We had a really fascinating situation with three cow elk and their three calves which spent almost two weeks on a small island at the confluence of Soda Butte Creek and the Lamar River. It seemed to be a clever survival strategy as the cows periodically forded the river to graze on the grassy bank and then returned to the island to nurse the calves. The Druid wolves knew they were there and sometimes harassed them, but the cows would charge off the island and chase the wolves away with a fury.
One especially dramatic evening, complete with a booming thunderstorm and a double rainbow (which ended at the Druid den forest!), one calf somehow ended up on the mainland shore. We held our breath as the calf sheltered in a log jam while a black Druid wolf stood directly above it on the river bank. The wolf must not have seen or smelled the calf, however, and soon went on its way. The cow finally convinced the calf to brave the torrent, and a cheer arose as the little fellow made it back to the island. The perfect evening ended with the most beautiful mauve, rose, peach, apricot and cream Lamar sunset.
I wish the elk calves’ saga had ended there, but, sadly, the next day I received the news that the calf had tried again to cross the river and had drowned. Another cow and calf had already departed the island and may have survived. However, the one remaining calf, possibly injured, would not nurse and also died.
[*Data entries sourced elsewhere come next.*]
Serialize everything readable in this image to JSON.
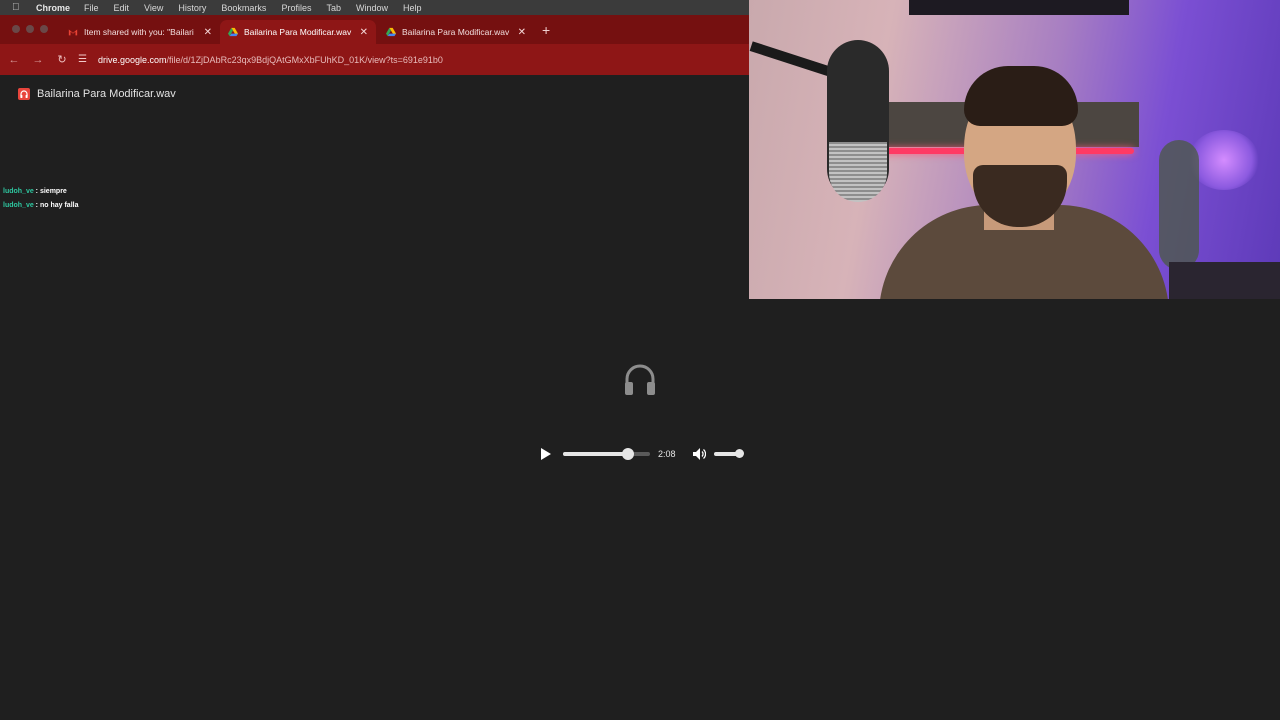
{
  "menubar": {
    "app": "Chrome",
    "items": [
      "File",
      "Edit",
      "View",
      "History",
      "Bookmarks",
      "Profiles",
      "Tab",
      "Window",
      "Help"
    ]
  },
  "browser": {
    "tabs": [
      {
        "title": "Item shared with you: \"Bailari",
        "icon": "gmail-icon",
        "active": false
      },
      {
        "title": "Bailarina Para Modificar.wav",
        "icon": "google-drive-icon",
        "active": true
      },
      {
        "title": "Bailarina Para Modificar.wav",
        "icon": "google-drive-icon",
        "active": false
      }
    ],
    "url_host": "drive.google.com",
    "url_path": "/file/d/1ZjDAbRc23qx9BdjQAtGMxXbFUhKD_01K/view?ts=691e91b0"
  },
  "viewer": {
    "file_name": "Bailarina Para Modificar.wav",
    "player": {
      "time": "2:08",
      "progress": 0.75,
      "volume": 1.0
    }
  },
  "chat": [
    {
      "user": "ludoh_ve",
      "message": "siempre"
    },
    {
      "user": "ludoh_ve",
      "message": "no hay falla"
    }
  ],
  "colors": {
    "tab_strip": "#751010",
    "toolbar": "#8e1616",
    "viewer_bg": "#1f1f1f",
    "chat_user": "#2ec7a0"
  }
}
A few days later, I saw the black Druid female “Dull Bar” feeding on the last calf’s body on the island. She then picked it up, swam the river with it in her mouth, and carried it all the way across Lamar Valley to the traditional Druid rendezvous site. I secretly hoped that the Druid adults and a bunch of little pups would run out to greet her, just like in the old days when the great 21M reigned as alpha. Though no other wolves appeared, it was heart-warming to know that this granddaughter of 21M (and possibly a mother this year of some of his great-grandpups) will help to carry on the Druid Peak pack’s traditions and keep 21M’s memory alive.